11. "Excuse Me While I Break My Own Heart Tonight" (bonus track) Ryan Adams 3:21
12. "Desperate Ain't Lonely" (bonus track) Ryan Adams/Caitlin Cary 2:16
13. "Hard Luck Story"   Ryan Adams 2:07
14. "Top Dollar"   Phil Wandscher 2:39
15. "Lo-Fi Tennessee Mountain Angel (for Kathy Poindexter)" (bonus track) Ryan Adams/Caitlin Cary 4:32
16. "Revenge"   Ryan Adams/Phil Wandscher 2:43
17. "Empty Baseball Park" (Baseball Park Sessions) Ryan Adams 2:55
18. "Here's To The Rest Of The World" (Baseball Park Sessions) Ryan Adams 3:08
19. "16 Days" (Baseball Park Sessions) Ryan Adams 3:46
20. "Yesterday's News" (Baseball Park Sessions) Ryan Adams/Phil Wandscher 2:53
21. "Factory Girl" (Baseball Park Sessions) Ryan Adams/Phil Wandscher 4:50

Personnel and production credits[edit]

  • Ryan Adams — guitar, vocals, producer, photography (trains, back cover)
  • Caitlin Cary — violin, vocals, producer, photography (small car)
  • Eric "Skillet" Gilmore — drums, producer
  • Steve Grothmann — bass, producer
  • Phil Wandscher — guitar, vocals, producer
  • Bob Ricker — pedal steel ("Faithless Street")
  • Chris Stamey — producer, mixing (1998 version)
  • Greg Woods — recording
  • Tim Harper — mixing (1998 version), recording (Baseball Park Sessions)
  • Nicholas Petti — accordion, banjo, pedal steel (Baseball Park Sessions)
  • Greg Calbi — mastering
  • Chris Billheimer — design
  • Melanie Bryan — cover photography, angel photography
  • Ray Duffy — band photography
  • Faithless Street sessions: recorded at the Funny Farm, Apex, NC
  • Baseball Park sessions: recorded at Captured Live!, Durham, NC
  • Reissue mixed at Modern Recording, July 1998
  • Mastered at Masterdisk

References[edit]

  1. ^ Faithless Street (Media notes). Whiskeytown.
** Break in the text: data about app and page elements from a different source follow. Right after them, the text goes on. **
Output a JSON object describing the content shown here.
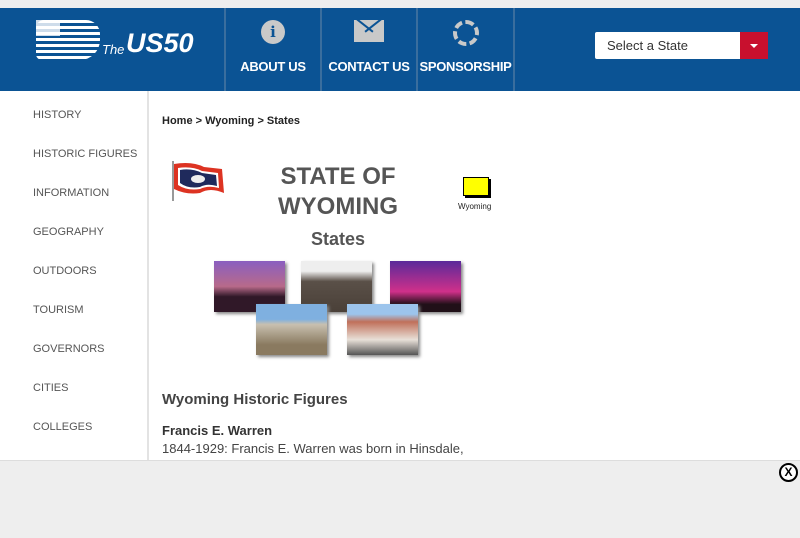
{
  "header": {
    "logo_the": "The",
    "logo_us50": "US50",
    "nav": [
      {
        "label": "ABOUT US",
        "icon": "info-icon"
      },
      {
        "label": "CONTACT US",
        "icon": "envelope-icon"
      },
      {
        "label": "SPONSORSHIP",
        "icon": "cycle-icon"
      }
    ],
    "state_select": "Select a State"
  },
  "sidebar": [
    "HISTORY",
    "HISTORIC FIGURES",
    "INFORMATION",
    "GEOGRAPHY",
    "OUTDOORS",
    "TOURISM",
    "GOVERNORS",
    "CITIES",
    "COLLEGES"
  ],
  "breadcrumb": "Home > Wyoming > States",
  "title_line1": "STATE OF",
  "title_line2": "WYOMING",
  "subtitle": "States",
  "map_caption": "Wyoming",
  "section_title": "Wyoming Historic Figures",
  "figure": {
    "name": "Francis E. Warren",
    "desc": "1844-1929: Francis E. Warren was born in Hinsdale,"
  },
  "ad_close": "X",
  "colors": {
    "brand": "#0b5394",
    "accent": "#c8102e"
  }
}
Los Angeles, CA: Outpost Recordings. 1998. OPRD-30002. 
  2. ^ Deusner, Stephen (2008-03-12). "Pitchfork: Album Reviews: Whiskeytown: Strangers Almanac: Deluxe Edition". Pitchfork Media. Retrieved 2011-01-04. 
  3. ^ a b c Blackstock, Peter (1997). "Whiskeytown - Falling down, standing up: Americana and Roots Music - No Depression". No Depression. Retrieved 2011-01-04. 
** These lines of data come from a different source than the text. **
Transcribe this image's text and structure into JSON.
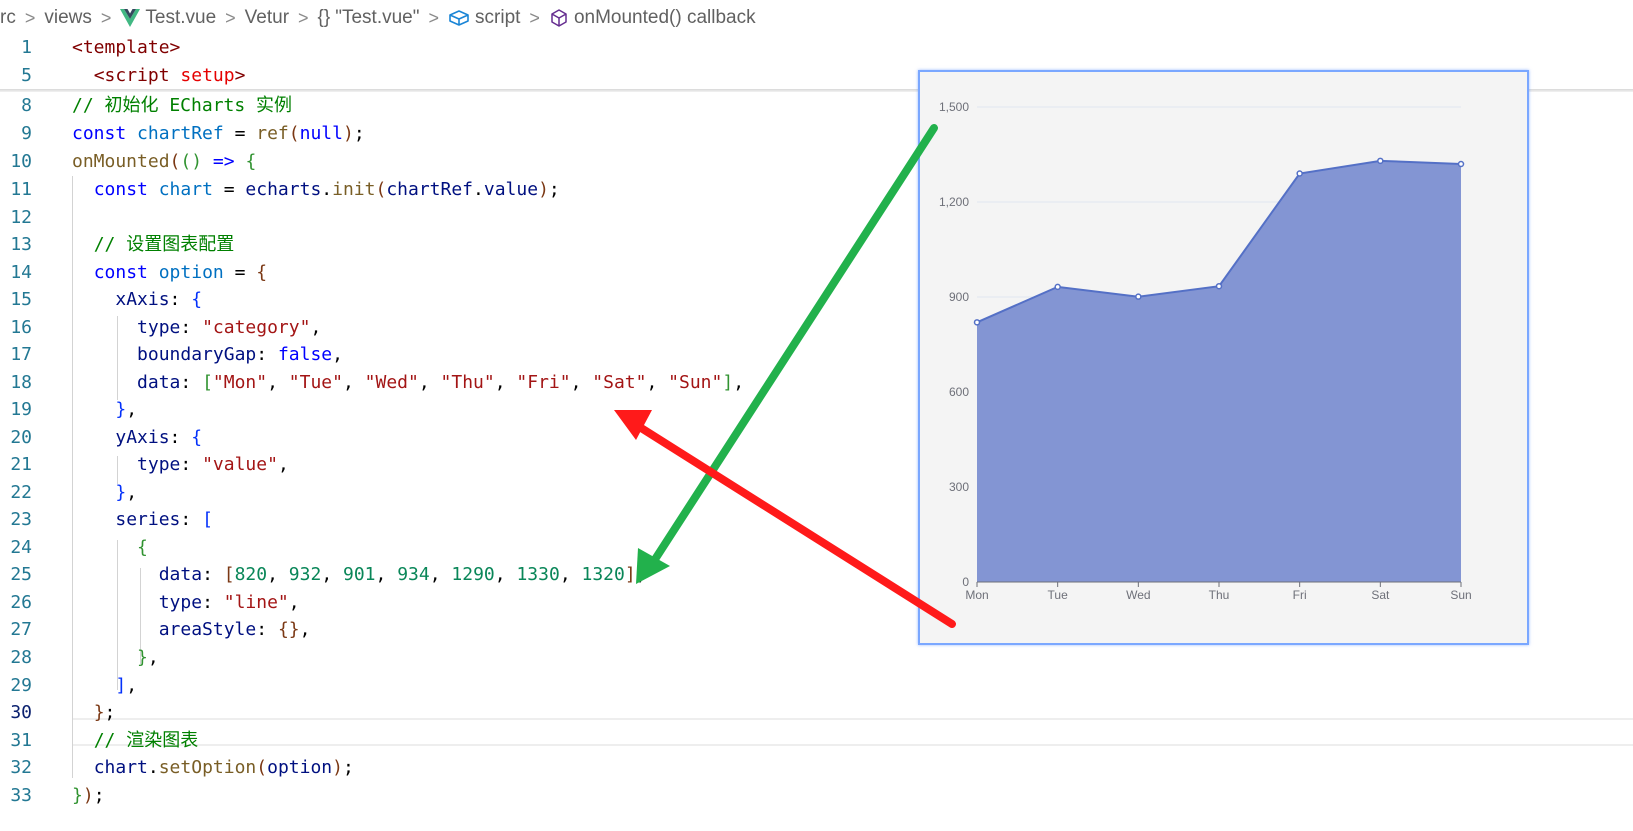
{
  "breadcrumb": {
    "items": [
      "rc",
      "views",
      "Test.vue",
      "Vetur",
      "\"Test.vue\"",
      "script",
      "onMounted() callback"
    ],
    "braces": "{}"
  },
  "editor": {
    "lines": [
      {
        "n": "1",
        "tokens": [
          [
            "c-tag",
            "<template>"
          ]
        ]
      },
      {
        "n": "5",
        "tokens": [
          [
            "c-p",
            "  "
          ],
          [
            "c-tag",
            "<script "
          ],
          [
            "c-attr",
            "setup"
          ],
          [
            "c-tag",
            ">"
          ]
        ]
      },
      {
        "n": "8",
        "tokens": [
          [
            "c-cmt",
            "// 初始化 ECharts 实例"
          ]
        ]
      },
      {
        "n": "9",
        "tokens": [
          [
            "c-kw",
            "const "
          ],
          [
            "c-var",
            "chartRef"
          ],
          [
            "c-p",
            " = "
          ],
          [
            "c-fn",
            "ref"
          ],
          [
            "c-b3",
            "("
          ],
          [
            "c-kw",
            "null"
          ],
          [
            "c-b3",
            ")"
          ],
          [
            "c-p",
            ";"
          ]
        ]
      },
      {
        "n": "10",
        "tokens": [
          [
            "c-fn",
            "onMounted"
          ],
          [
            "c-b3",
            "("
          ],
          [
            "c-b2",
            "("
          ],
          [
            "c-b2",
            ")"
          ],
          [
            "c-kw",
            " => "
          ],
          [
            "c-b2",
            "{"
          ]
        ]
      },
      {
        "n": "11",
        "tokens": [
          [
            "c-p",
            "  "
          ],
          [
            "c-kw",
            "const "
          ],
          [
            "c-var",
            "chart"
          ],
          [
            "c-p",
            " = "
          ],
          [
            "c-prop",
            "echarts"
          ],
          [
            "c-p",
            "."
          ],
          [
            "c-fn",
            "init"
          ],
          [
            "c-b3",
            "("
          ],
          [
            "c-prop",
            "chartRef"
          ],
          [
            "c-p",
            "."
          ],
          [
            "c-prop",
            "value"
          ],
          [
            "c-b3",
            ")"
          ],
          [
            "c-p",
            ";"
          ]
        ]
      },
      {
        "n": "12",
        "tokens": []
      },
      {
        "n": "13",
        "tokens": [
          [
            "c-p",
            "  "
          ],
          [
            "c-cmt",
            "// 设置图表配置"
          ]
        ]
      },
      {
        "n": "14",
        "tokens": [
          [
            "c-p",
            "  "
          ],
          [
            "c-kw",
            "const "
          ],
          [
            "c-var",
            "option"
          ],
          [
            "c-p",
            " = "
          ],
          [
            "c-b3",
            "{"
          ]
        ]
      },
      {
        "n": "15",
        "tokens": [
          [
            "c-p",
            "    "
          ],
          [
            "c-prop",
            "xAxis"
          ],
          [
            "c-p",
            ": "
          ],
          [
            "c-b1",
            "{"
          ]
        ]
      },
      {
        "n": "16",
        "tokens": [
          [
            "c-p",
            "      "
          ],
          [
            "c-prop",
            "type"
          ],
          [
            "c-p",
            ": "
          ],
          [
            "c-str",
            "\"category\""
          ],
          [
            "c-p",
            ","
          ]
        ]
      },
      {
        "n": "17",
        "tokens": [
          [
            "c-p",
            "      "
          ],
          [
            "c-prop",
            "boundaryGap"
          ],
          [
            "c-p",
            ": "
          ],
          [
            "c-kw",
            "false"
          ],
          [
            "c-p",
            ","
          ]
        ]
      },
      {
        "n": "18",
        "tokens": [
          [
            "c-p",
            "      "
          ],
          [
            "c-prop",
            "data"
          ],
          [
            "c-p",
            ": "
          ],
          [
            "c-b2",
            "["
          ],
          [
            "c-str",
            "\"Mon\""
          ],
          [
            "c-p",
            ", "
          ],
          [
            "c-str",
            "\"Tue\""
          ],
          [
            "c-p",
            ", "
          ],
          [
            "c-str",
            "\"Wed\""
          ],
          [
            "c-p",
            ", "
          ],
          [
            "c-str",
            "\"Thu\""
          ],
          [
            "c-p",
            ", "
          ],
          [
            "c-str",
            "\"Fri\""
          ],
          [
            "c-p",
            ", "
          ],
          [
            "c-str",
            "\"Sat\""
          ],
          [
            "c-p",
            ", "
          ],
          [
            "c-str",
            "\"Sun\""
          ],
          [
            "c-b2",
            "]"
          ],
          [
            "c-p",
            ","
          ]
        ]
      },
      {
        "n": "19",
        "tokens": [
          [
            "c-p",
            "    "
          ],
          [
            "c-b1",
            "}"
          ],
          [
            "c-p",
            ","
          ]
        ]
      },
      {
        "n": "20",
        "tokens": [
          [
            "c-p",
            "    "
          ],
          [
            "c-prop",
            "yAxis"
          ],
          [
            "c-p",
            ": "
          ],
          [
            "c-b1",
            "{"
          ]
        ]
      },
      {
        "n": "21",
        "tokens": [
          [
            "c-p",
            "      "
          ],
          [
            "c-prop",
            "type"
          ],
          [
            "c-p",
            ": "
          ],
          [
            "c-str",
            "\"value\""
          ],
          [
            "c-p",
            ","
          ]
        ]
      },
      {
        "n": "22",
        "tokens": [
          [
            "c-p",
            "    "
          ],
          [
            "c-b1",
            "}"
          ],
          [
            "c-p",
            ","
          ]
        ]
      },
      {
        "n": "23",
        "tokens": [
          [
            "c-p",
            "    "
          ],
          [
            "c-prop",
            "series"
          ],
          [
            "c-p",
            ": "
          ],
          [
            "c-b1",
            "["
          ]
        ]
      },
      {
        "n": "24",
        "tokens": [
          [
            "c-p",
            "      "
          ],
          [
            "c-b2",
            "{"
          ]
        ]
      },
      {
        "n": "25",
        "tokens": [
          [
            "c-p",
            "        "
          ],
          [
            "c-prop",
            "data"
          ],
          [
            "c-p",
            ": "
          ],
          [
            "c-b3",
            "["
          ],
          [
            "c-num",
            "820"
          ],
          [
            "c-p",
            ", "
          ],
          [
            "c-num",
            "932"
          ],
          [
            "c-p",
            ", "
          ],
          [
            "c-num",
            "901"
          ],
          [
            "c-p",
            ", "
          ],
          [
            "c-num",
            "934"
          ],
          [
            "c-p",
            ", "
          ],
          [
            "c-num",
            "1290"
          ],
          [
            "c-p",
            ", "
          ],
          [
            "c-num",
            "1330"
          ],
          [
            "c-p",
            ", "
          ],
          [
            "c-num",
            "1320"
          ],
          [
            "c-b3",
            "]"
          ],
          [
            "c-p",
            ","
          ]
        ]
      },
      {
        "n": "26",
        "tokens": [
          [
            "c-p",
            "        "
          ],
          [
            "c-prop",
            "type"
          ],
          [
            "c-p",
            ": "
          ],
          [
            "c-str",
            "\"line\""
          ],
          [
            "c-p",
            ","
          ]
        ]
      },
      {
        "n": "27",
        "tokens": [
          [
            "c-p",
            "        "
          ],
          [
            "c-prop",
            "areaStyle"
          ],
          [
            "c-p",
            ": "
          ],
          [
            "c-b3",
            "{}"
          ],
          [
            "c-p",
            ","
          ]
        ]
      },
      {
        "n": "28",
        "tokens": [
          [
            "c-p",
            "      "
          ],
          [
            "c-b2",
            "}"
          ],
          [
            "c-p",
            ","
          ]
        ]
      },
      {
        "n": "29",
        "tokens": [
          [
            "c-p",
            "    "
          ],
          [
            "c-b1",
            "]"
          ],
          [
            "c-p",
            ","
          ]
        ]
      },
      {
        "n": "30",
        "tokens": [
          [
            "c-p",
            "  "
          ],
          [
            "c-b3",
            "}"
          ],
          [
            "c-p",
            ";"
          ]
        ]
      },
      {
        "n": "31",
        "tokens": [
          [
            "c-p",
            "  "
          ],
          [
            "c-cmt",
            "// 渲染图表"
          ]
        ]
      },
      {
        "n": "32",
        "tokens": [
          [
            "c-p",
            "  "
          ],
          [
            "c-prop",
            "chart"
          ],
          [
            "c-p",
            "."
          ],
          [
            "c-fn",
            "setOption"
          ],
          [
            "c-b3",
            "("
          ],
          [
            "c-prop",
            "option"
          ],
          [
            "c-b3",
            ")"
          ],
          [
            "c-p",
            ";"
          ]
        ]
      },
      {
        "n": "33",
        "tokens": [
          [
            "c-b2",
            "}"
          ],
          [
            "c-b3",
            ")"
          ],
          [
            "c-p",
            ";"
          ]
        ]
      }
    ]
  },
  "chart_data": {
    "type": "area",
    "categories": [
      "Mon",
      "Tue",
      "Wed",
      "Thu",
      "Fri",
      "Sat",
      "Sun"
    ],
    "values": [
      820,
      932,
      901,
      934,
      1290,
      1330,
      1320
    ],
    "yticks": [
      "0",
      "300",
      "600",
      "900",
      "1,200",
      "1,500"
    ],
    "ylim": [
      0,
      1500
    ],
    "grid": true,
    "fill_color": "#8395d3",
    "line_color": "#5470c6"
  },
  "annotations": {
    "green_arrow_color": "#22b14c",
    "red_arrow_color": "#ff1a1a"
  }
}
  4. ^ a b Cary, Caitlin (1998). Faithless Street (Media notes). Whiskeytown. Los Angeles, CA: Outpost Recordings. OPRD-30002. 
  5. ^ Adams, Ryan (1998). Faithless Street (Media notes). Whiskeytown. Los Angeles, CA: Outpost Recordings. OPRD-30002. 
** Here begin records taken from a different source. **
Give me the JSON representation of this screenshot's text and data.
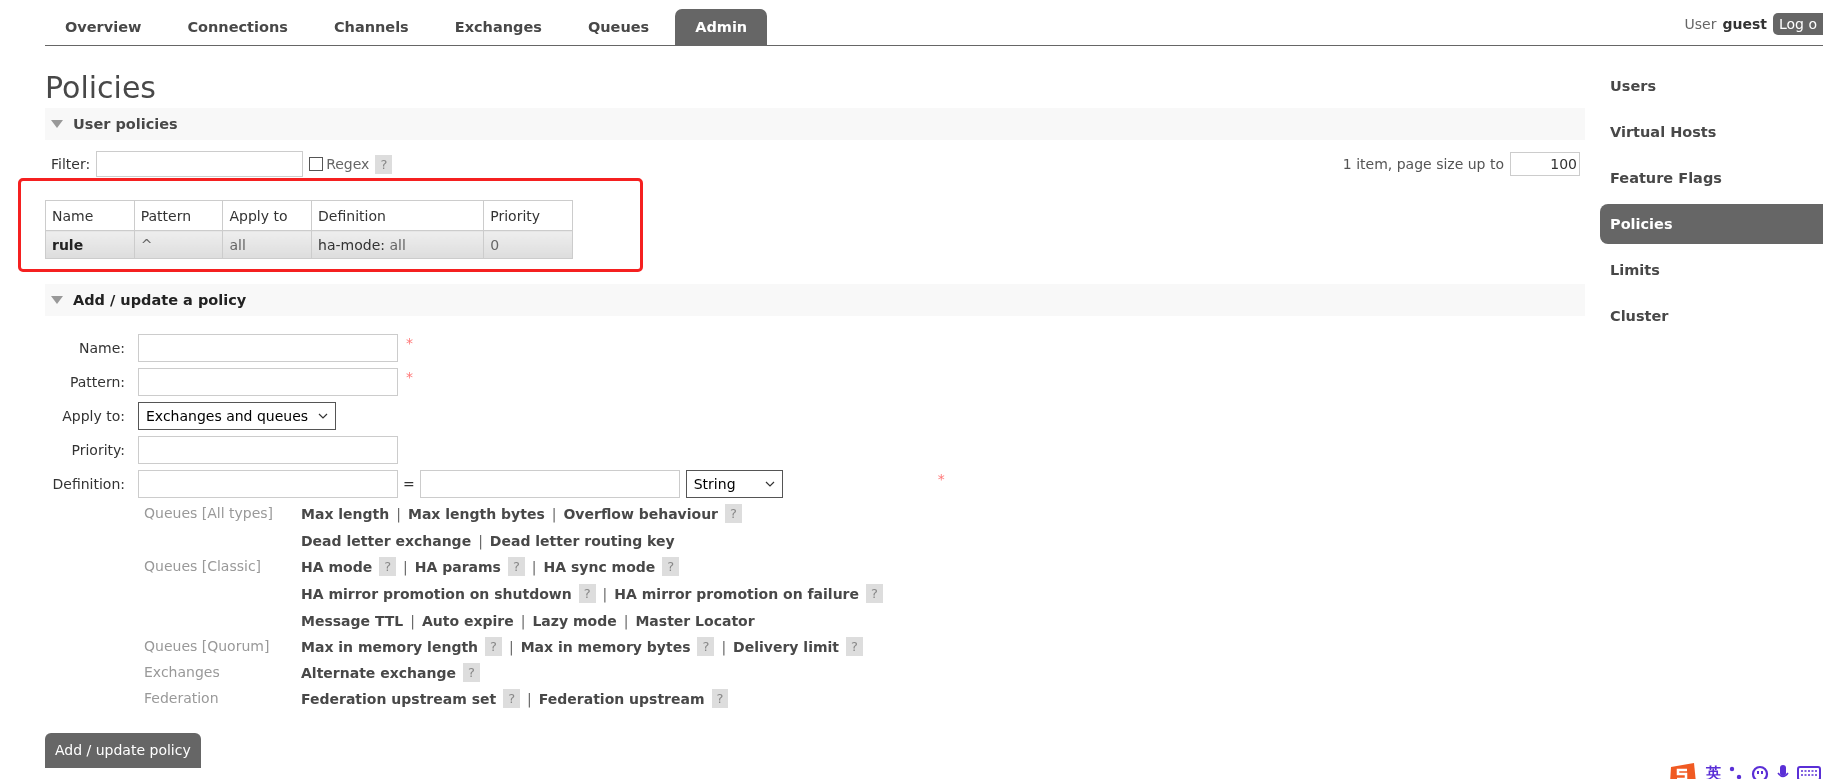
{
  "nav_tabs": [
    {
      "label": "Overview",
      "selected": false
    },
    {
      "label": "Connections",
      "selected": false
    },
    {
      "label": "Channels",
      "selected": false
    },
    {
      "label": "Exchanges",
      "selected": false
    },
    {
      "label": "Queues",
      "selected": false
    },
    {
      "label": "Admin",
      "selected": true
    }
  ],
  "user_bar": {
    "prefix": "User",
    "user": "guest",
    "logout_button": "Log o"
  },
  "page_title": "Policies",
  "user_policies": {
    "header": "User policies",
    "expanded": true,
    "filter_label": "Filter:",
    "regex": {
      "label": "Regex",
      "checked": false
    },
    "regex_help": "?",
    "count_text": "1 item, page size up to",
    "page_size": "100",
    "highlighted": true,
    "table": {
      "columns": [
        "Name",
        "Pattern",
        "Apply to",
        "Definition",
        "Priority"
      ],
      "rows": [
        {
          "name": "rule",
          "pattern": "^",
          "apply_to": "all",
          "definition": [
            {
              "key": "ha-mode:",
              "value": "all"
            }
          ],
          "priority": "0"
        }
      ]
    }
  },
  "add_policy": {
    "header": "Add / update a policy",
    "expanded": true,
    "fields": [
      {
        "kind": "text",
        "label": "Name:",
        "required_mark": "*"
      },
      {
        "kind": "text",
        "label": "Pattern:",
        "required_mark": "*"
      },
      {
        "kind": "select",
        "label": "Apply to:",
        "value": "Exchanges and queues"
      },
      {
        "kind": "text",
        "label": "Priority:"
      },
      {
        "kind": "definition",
        "label": "Definition:",
        "equals": "=",
        "type_value": "String",
        "required_mark": "*"
      }
    ],
    "help_groups": [
      {
        "category": "Queues [All types]",
        "lines": [
          [
            {
              "kind": "link",
              "text": "Max length"
            },
            {
              "kind": "sep",
              "text": "|"
            },
            {
              "kind": "link",
              "text": "Max length bytes"
            },
            {
              "kind": "sep",
              "text": "|"
            },
            {
              "kind": "link",
              "text": "Overflow behaviour"
            },
            {
              "kind": "help",
              "text": "?"
            }
          ],
          [
            {
              "kind": "link",
              "text": "Dead letter exchange"
            },
            {
              "kind": "sep",
              "text": "|"
            },
            {
              "kind": "link",
              "text": "Dead letter routing key"
            }
          ]
        ]
      },
      {
        "category": "Queues [Classic]",
        "lines": [
          [
            {
              "kind": "link",
              "text": "HA mode"
            },
            {
              "kind": "help",
              "text": "?"
            },
            {
              "kind": "sep",
              "text": "|"
            },
            {
              "kind": "link",
              "text": "HA params"
            },
            {
              "kind": "help",
              "text": "?"
            },
            {
              "kind": "sep",
              "text": "|"
            },
            {
              "kind": "link",
              "text": "HA sync mode"
            },
            {
              "kind": "help",
              "text": "?"
            }
          ],
          [
            {
              "kind": "link",
              "text": "HA mirror promotion on shutdown"
            },
            {
              "kind": "help",
              "text": "?"
            },
            {
              "kind": "sep",
              "text": "|"
            },
            {
              "kind": "link",
              "text": "HA mirror promotion on failure"
            },
            {
              "kind": "help",
              "text": "?"
            }
          ],
          [
            {
              "kind": "link",
              "text": "Message TTL"
            },
            {
              "kind": "sep",
              "text": "|"
            },
            {
              "kind": "link",
              "text": "Auto expire"
            },
            {
              "kind": "sep",
              "text": "|"
            },
            {
              "kind": "link",
              "text": "Lazy mode"
            },
            {
              "kind": "sep",
              "text": "|"
            },
            {
              "kind": "link",
              "text": "Master Locator"
            }
          ]
        ]
      },
      {
        "category": "Queues [Quorum]",
        "lines": [
          [
            {
              "kind": "link",
              "text": "Max in memory length"
            },
            {
              "kind": "help",
              "text": "?"
            },
            {
              "kind": "sep",
              "text": "|"
            },
            {
              "kind": "link",
              "text": "Max in memory bytes"
            },
            {
              "kind": "help",
              "text": "?"
            },
            {
              "kind": "sep",
              "text": "|"
            },
            {
              "kind": "link",
              "text": "Delivery limit"
            },
            {
              "kind": "help",
              "text": "?"
            }
          ]
        ]
      },
      {
        "category": "Exchanges",
        "lines": [
          [
            {
              "kind": "link",
              "text": "Alternate exchange"
            },
            {
              "kind": "help",
              "text": "?"
            }
          ]
        ]
      },
      {
        "category": "Federation",
        "lines": [
          [
            {
              "kind": "link",
              "text": "Federation upstream set"
            },
            {
              "kind": "help",
              "text": "?"
            },
            {
              "kind": "sep",
              "text": "|"
            },
            {
              "kind": "link",
              "text": "Federation upstream"
            },
            {
              "kind": "help",
              "text": "?"
            }
          ]
        ]
      }
    ],
    "submit_button": "Add / update policy"
  },
  "sidebar": {
    "items": [
      {
        "label": "Users",
        "selected": false
      },
      {
        "label": "Virtual Hosts",
        "selected": false
      },
      {
        "label": "Feature Flags",
        "selected": false
      },
      {
        "label": "Policies",
        "selected": true
      },
      {
        "label": "Limits",
        "selected": false
      },
      {
        "label": "Cluster",
        "selected": false
      }
    ]
  },
  "ime_toolbar": {
    "language": "英"
  }
}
  6. ^ a b c Langer, Andy (1997-09-05). "No Expectations". The Austin Chronicle. Retrieved 2011-02-06. 
  7. ^ a b Blackstock, Peter (1997). "Whiskeytown - Falling down, standing up: Americana and Roots Music - No Depression". No Depression. Retrieved 2011-02-06. 
  8. ^ Faithless Street (Media notes). Whiskeytown. Los Angeles, CA: Outpost Recordings. 1998. OPRD-30002. 
  9. ^ "Drank Like A River". Answeringbell.com. Retrieved 2011-07-06. 
  10. ^ "Tennessee Square". Answeringbell.com. Retrieved 2011-07-06. 
  11. ^ Blackstock, Peter (1997). "Whiskeytown - Falling down, standing up: Americana and Roots Music - No Depression". No Depression. Retrieved 2011-01-04. 
  12. ^ "Midway Park". Answeringbell.com. Retrieved 2011-07-06. 
  13. ^ "Lo-Fi Tennessee Mountain Angel". Answeringbell.com. Retrieved 2011-07-06.